[First published Sept 26, 2019; updated Jul 3, 2021]

On Sept 25, the court heard an injunction application to stop private entities from logging and farming in Temiar customary land in Kelantan. This is the latest hearing related to the first legal action taken by the Malaysian federal government on behalf of Orang Asli regarding land rights. SL Wong and Darshana Dinesh Kumar report.

CAN YOU imagine having to barricade your home to prevent its destruction? That is what forest-based indigenous communities in Sabah and Sarawak have had to resort to for almost 40 years.

In Peninsular Malaysia, the Temiar Orang Asli community were forced to do so for the first time in 2012. The Gua Musang, Kelantan, communities started setting up barricades after repeatedly failing to resolve land use conflicts with the state government, federal agencies and companies. 

(Photo: The Pos Simpor community at the July Kota Bharu High Court hearing of the Kelantan state government’s application to strike out the AG’s suit.

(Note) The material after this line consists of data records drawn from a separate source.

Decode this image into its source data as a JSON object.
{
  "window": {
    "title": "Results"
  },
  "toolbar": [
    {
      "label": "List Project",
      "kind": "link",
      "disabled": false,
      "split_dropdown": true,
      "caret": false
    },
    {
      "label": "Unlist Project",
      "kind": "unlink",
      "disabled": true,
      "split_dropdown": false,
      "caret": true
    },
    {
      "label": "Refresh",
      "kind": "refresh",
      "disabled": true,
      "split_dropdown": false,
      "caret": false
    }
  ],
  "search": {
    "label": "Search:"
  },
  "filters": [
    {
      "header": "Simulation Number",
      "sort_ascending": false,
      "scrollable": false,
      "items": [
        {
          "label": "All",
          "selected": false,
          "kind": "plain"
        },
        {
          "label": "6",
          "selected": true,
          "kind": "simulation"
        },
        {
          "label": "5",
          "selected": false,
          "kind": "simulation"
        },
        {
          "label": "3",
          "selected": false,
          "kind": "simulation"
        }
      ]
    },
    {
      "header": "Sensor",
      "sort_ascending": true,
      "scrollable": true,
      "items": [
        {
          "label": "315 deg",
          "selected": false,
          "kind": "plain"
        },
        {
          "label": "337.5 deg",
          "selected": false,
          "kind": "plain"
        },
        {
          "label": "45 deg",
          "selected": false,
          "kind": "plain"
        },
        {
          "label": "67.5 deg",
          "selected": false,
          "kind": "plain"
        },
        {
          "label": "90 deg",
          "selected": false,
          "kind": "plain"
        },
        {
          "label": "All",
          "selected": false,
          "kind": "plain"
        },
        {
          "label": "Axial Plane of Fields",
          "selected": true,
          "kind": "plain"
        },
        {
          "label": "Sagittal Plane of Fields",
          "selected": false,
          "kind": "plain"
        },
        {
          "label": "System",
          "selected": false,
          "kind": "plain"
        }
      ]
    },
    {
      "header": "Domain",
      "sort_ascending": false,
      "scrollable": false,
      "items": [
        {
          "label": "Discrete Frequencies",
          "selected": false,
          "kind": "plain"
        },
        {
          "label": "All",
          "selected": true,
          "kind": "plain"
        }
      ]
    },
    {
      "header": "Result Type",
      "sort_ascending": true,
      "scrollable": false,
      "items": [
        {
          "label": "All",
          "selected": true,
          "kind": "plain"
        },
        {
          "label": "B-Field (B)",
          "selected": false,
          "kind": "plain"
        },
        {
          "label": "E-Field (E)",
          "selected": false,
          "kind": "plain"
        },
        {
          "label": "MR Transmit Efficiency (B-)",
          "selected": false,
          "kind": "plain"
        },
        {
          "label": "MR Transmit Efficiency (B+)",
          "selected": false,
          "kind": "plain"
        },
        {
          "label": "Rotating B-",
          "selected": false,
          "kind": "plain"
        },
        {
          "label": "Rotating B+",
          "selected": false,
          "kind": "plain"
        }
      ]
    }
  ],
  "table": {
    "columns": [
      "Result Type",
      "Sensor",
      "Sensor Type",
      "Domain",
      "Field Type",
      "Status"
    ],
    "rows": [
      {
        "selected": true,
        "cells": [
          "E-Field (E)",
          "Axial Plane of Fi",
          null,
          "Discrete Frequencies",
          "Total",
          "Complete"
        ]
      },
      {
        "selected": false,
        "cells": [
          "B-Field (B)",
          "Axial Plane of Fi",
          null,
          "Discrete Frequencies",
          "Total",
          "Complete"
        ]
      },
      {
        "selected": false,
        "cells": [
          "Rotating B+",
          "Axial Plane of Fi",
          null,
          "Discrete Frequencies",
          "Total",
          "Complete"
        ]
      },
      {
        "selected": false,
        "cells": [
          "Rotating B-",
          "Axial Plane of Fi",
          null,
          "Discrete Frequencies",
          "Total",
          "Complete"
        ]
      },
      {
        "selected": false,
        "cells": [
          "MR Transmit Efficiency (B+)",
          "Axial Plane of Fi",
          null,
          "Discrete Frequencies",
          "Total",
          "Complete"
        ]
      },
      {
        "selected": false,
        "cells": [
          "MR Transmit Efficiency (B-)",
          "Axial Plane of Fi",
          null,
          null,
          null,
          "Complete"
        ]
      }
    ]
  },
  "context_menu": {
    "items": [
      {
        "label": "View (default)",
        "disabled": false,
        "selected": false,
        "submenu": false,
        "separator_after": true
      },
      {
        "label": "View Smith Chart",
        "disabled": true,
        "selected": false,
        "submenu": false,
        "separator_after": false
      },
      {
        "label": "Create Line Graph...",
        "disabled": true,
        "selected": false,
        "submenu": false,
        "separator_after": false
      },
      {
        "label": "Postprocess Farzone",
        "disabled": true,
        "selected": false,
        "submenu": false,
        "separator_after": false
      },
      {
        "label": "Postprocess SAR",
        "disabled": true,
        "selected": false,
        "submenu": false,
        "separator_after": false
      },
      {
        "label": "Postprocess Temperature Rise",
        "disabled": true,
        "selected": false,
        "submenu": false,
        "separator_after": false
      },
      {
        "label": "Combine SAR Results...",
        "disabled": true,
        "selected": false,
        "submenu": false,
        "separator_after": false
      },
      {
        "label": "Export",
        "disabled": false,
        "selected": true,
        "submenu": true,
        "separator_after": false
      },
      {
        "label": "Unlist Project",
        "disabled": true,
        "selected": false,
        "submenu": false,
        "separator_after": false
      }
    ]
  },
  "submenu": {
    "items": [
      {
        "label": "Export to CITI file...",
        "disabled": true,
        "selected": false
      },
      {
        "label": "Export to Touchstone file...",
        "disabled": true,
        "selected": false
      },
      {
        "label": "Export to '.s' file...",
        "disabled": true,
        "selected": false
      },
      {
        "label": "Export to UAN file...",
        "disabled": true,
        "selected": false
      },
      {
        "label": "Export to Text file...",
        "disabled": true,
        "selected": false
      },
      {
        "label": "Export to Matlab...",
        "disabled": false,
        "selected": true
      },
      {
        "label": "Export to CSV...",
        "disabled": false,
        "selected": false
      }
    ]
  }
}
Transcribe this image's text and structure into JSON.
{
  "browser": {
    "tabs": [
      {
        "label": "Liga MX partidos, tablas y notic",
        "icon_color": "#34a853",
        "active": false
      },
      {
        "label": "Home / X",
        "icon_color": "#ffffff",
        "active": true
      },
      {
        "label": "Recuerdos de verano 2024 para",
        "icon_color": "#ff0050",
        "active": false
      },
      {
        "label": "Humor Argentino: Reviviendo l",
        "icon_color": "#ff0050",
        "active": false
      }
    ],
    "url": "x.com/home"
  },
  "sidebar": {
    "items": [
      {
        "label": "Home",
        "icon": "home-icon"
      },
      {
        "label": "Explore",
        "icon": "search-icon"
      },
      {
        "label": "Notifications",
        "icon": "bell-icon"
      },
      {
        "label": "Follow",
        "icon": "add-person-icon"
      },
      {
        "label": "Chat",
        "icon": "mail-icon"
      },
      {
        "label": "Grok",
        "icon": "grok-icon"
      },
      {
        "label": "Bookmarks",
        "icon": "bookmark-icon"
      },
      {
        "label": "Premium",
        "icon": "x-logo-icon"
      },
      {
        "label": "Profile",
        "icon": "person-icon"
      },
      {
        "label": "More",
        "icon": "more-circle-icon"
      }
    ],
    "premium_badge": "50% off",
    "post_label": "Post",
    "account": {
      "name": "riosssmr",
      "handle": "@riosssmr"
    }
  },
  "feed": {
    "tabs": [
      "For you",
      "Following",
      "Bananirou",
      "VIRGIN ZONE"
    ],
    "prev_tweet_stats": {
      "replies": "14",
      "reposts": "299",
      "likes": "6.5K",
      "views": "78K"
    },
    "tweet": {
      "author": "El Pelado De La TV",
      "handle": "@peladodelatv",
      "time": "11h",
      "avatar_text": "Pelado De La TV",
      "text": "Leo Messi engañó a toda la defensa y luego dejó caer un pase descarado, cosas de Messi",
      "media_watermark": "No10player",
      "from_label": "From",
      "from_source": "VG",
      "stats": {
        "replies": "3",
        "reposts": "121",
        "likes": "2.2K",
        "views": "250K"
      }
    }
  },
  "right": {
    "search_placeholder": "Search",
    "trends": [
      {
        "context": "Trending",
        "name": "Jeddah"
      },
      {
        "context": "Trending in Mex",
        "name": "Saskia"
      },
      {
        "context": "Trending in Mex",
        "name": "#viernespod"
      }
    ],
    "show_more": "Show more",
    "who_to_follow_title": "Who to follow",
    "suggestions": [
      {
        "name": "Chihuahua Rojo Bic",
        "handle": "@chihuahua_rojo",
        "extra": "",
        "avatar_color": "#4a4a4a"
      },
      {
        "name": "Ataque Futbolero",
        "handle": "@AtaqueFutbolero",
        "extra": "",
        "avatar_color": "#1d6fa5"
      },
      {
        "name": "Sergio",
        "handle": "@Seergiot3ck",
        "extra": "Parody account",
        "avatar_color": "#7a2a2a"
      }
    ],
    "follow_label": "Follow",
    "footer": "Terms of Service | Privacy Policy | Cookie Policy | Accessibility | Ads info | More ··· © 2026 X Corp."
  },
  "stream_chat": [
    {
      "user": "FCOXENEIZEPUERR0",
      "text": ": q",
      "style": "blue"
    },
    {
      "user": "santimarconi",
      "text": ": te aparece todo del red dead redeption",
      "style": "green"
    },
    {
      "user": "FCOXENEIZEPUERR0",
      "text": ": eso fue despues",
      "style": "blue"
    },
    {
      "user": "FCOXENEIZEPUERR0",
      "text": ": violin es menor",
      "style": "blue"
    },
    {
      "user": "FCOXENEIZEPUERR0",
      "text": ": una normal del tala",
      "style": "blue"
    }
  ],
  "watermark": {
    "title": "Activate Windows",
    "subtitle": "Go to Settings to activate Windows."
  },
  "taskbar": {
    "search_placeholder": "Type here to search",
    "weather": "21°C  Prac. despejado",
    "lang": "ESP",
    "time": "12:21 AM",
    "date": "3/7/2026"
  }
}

Courtesy of Siti Kasim)

Continue reading In Defence of Orang Asli Rights